──────── Data listing ────────
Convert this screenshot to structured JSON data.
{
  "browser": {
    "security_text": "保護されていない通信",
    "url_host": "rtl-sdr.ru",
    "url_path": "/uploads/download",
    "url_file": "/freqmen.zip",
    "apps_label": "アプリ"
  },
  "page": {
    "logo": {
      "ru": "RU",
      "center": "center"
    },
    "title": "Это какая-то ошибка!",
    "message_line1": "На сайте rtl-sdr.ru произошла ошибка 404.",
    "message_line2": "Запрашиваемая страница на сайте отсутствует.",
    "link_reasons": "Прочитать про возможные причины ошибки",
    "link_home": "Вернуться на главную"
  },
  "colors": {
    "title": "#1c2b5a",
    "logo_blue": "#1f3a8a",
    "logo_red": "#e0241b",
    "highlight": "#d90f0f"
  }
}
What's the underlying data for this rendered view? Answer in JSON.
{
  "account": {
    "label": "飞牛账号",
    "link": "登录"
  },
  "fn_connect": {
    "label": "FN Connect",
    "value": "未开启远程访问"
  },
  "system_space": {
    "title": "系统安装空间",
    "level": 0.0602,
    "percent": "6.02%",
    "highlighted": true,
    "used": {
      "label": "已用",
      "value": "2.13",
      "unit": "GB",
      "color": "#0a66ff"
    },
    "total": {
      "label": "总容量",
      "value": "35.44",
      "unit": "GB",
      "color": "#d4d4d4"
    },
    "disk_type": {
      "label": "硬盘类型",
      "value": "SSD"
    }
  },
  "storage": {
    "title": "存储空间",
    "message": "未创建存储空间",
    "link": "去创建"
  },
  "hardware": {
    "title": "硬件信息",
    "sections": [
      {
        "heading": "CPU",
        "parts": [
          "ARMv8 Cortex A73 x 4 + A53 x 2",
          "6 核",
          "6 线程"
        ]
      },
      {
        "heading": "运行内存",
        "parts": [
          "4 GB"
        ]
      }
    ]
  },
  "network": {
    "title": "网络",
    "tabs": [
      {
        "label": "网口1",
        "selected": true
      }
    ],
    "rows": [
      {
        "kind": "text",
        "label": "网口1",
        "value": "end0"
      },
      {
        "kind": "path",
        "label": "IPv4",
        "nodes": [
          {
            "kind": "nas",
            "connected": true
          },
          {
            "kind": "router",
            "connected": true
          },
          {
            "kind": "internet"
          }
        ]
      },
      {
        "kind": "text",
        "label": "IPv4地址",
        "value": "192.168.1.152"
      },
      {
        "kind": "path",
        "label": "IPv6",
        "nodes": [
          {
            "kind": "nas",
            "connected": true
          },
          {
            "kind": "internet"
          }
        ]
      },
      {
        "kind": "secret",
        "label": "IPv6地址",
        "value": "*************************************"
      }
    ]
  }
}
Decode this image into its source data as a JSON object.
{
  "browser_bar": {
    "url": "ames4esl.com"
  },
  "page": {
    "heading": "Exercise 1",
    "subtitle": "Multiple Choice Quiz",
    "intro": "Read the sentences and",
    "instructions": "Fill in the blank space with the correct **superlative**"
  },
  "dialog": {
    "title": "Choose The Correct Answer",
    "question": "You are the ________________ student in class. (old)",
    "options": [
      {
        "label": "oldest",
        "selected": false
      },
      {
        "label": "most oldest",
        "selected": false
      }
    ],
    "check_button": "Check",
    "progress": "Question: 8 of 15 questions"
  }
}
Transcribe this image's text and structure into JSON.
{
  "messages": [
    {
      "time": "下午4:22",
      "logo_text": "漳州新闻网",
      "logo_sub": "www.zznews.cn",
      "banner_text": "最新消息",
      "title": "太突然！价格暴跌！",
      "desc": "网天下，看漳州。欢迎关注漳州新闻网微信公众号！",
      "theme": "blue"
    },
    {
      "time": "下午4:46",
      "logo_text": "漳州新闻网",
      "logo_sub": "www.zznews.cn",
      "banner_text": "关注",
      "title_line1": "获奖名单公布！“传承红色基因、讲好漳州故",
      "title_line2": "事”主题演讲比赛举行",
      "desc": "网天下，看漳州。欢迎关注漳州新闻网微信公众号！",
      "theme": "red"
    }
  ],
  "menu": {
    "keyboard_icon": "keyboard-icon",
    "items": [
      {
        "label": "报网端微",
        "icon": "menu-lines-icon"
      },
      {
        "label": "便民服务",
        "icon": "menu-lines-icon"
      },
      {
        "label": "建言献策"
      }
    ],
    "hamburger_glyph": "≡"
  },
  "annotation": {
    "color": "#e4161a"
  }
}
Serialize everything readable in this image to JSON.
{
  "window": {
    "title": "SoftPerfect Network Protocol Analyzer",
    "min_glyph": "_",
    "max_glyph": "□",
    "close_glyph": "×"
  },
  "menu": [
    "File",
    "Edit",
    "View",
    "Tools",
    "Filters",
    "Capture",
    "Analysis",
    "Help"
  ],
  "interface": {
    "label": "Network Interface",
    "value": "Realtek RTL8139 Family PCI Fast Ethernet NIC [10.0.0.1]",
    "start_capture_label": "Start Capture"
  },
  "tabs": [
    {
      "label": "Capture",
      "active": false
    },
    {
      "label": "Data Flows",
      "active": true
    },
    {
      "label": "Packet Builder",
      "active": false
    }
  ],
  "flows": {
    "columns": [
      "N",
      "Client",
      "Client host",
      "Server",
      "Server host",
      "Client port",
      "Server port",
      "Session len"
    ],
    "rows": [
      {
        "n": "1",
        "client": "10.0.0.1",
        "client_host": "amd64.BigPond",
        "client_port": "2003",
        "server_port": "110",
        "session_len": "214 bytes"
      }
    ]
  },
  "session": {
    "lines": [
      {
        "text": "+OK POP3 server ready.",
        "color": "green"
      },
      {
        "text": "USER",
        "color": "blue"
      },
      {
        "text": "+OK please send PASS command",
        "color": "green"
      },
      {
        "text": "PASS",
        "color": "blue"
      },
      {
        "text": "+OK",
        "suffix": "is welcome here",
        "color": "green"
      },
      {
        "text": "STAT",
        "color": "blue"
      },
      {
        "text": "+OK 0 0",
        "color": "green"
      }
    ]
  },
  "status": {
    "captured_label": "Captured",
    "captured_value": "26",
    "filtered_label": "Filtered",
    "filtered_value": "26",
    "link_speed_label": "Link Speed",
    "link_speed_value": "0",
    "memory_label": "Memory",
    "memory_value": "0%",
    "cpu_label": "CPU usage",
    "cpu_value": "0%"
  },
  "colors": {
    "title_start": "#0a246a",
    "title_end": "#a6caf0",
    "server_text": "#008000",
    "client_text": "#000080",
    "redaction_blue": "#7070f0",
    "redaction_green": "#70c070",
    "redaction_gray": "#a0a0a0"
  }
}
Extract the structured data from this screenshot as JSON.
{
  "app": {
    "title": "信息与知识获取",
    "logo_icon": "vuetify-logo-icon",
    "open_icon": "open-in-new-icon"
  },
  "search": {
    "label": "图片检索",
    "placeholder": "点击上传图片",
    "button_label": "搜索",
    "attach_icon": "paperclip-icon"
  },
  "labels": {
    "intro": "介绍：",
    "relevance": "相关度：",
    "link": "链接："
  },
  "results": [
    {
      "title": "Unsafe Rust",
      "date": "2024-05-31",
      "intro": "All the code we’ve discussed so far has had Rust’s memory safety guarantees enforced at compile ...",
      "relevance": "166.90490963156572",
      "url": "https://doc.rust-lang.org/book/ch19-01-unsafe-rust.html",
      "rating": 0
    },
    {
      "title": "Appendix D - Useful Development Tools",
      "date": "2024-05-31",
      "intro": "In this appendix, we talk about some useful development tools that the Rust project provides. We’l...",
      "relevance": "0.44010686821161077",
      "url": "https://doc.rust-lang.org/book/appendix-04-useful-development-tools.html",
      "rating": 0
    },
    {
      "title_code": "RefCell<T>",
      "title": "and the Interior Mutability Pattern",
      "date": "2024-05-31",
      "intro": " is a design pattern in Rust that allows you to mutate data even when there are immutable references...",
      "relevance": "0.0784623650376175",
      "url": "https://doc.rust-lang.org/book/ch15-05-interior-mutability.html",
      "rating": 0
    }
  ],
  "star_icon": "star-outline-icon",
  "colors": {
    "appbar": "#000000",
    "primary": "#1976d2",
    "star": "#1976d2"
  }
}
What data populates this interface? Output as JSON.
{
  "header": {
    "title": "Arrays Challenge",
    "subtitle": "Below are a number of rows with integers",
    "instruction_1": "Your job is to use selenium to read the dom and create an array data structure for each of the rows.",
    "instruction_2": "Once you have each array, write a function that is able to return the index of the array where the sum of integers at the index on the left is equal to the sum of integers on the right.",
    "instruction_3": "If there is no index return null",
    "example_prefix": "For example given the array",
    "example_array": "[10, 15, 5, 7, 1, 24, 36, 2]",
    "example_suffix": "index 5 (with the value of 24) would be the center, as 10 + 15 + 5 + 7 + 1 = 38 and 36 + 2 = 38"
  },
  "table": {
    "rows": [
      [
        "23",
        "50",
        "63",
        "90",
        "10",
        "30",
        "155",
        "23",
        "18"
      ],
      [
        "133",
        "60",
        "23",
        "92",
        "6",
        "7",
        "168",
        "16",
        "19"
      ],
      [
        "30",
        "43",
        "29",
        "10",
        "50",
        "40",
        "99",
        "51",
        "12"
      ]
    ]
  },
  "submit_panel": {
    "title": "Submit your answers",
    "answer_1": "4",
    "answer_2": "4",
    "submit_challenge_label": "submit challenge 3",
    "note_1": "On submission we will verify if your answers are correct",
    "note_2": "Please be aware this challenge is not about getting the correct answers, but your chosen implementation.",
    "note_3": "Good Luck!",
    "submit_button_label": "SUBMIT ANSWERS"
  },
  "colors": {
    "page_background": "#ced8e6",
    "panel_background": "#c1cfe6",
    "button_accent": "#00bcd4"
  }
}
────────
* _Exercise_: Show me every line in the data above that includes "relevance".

* _Reply_:
    "relevance": "相关度：",
      "relevance": "166.90490963156572",
      "relevance": "0.44010686821161077",
      "relevance": "0.0784623650376175",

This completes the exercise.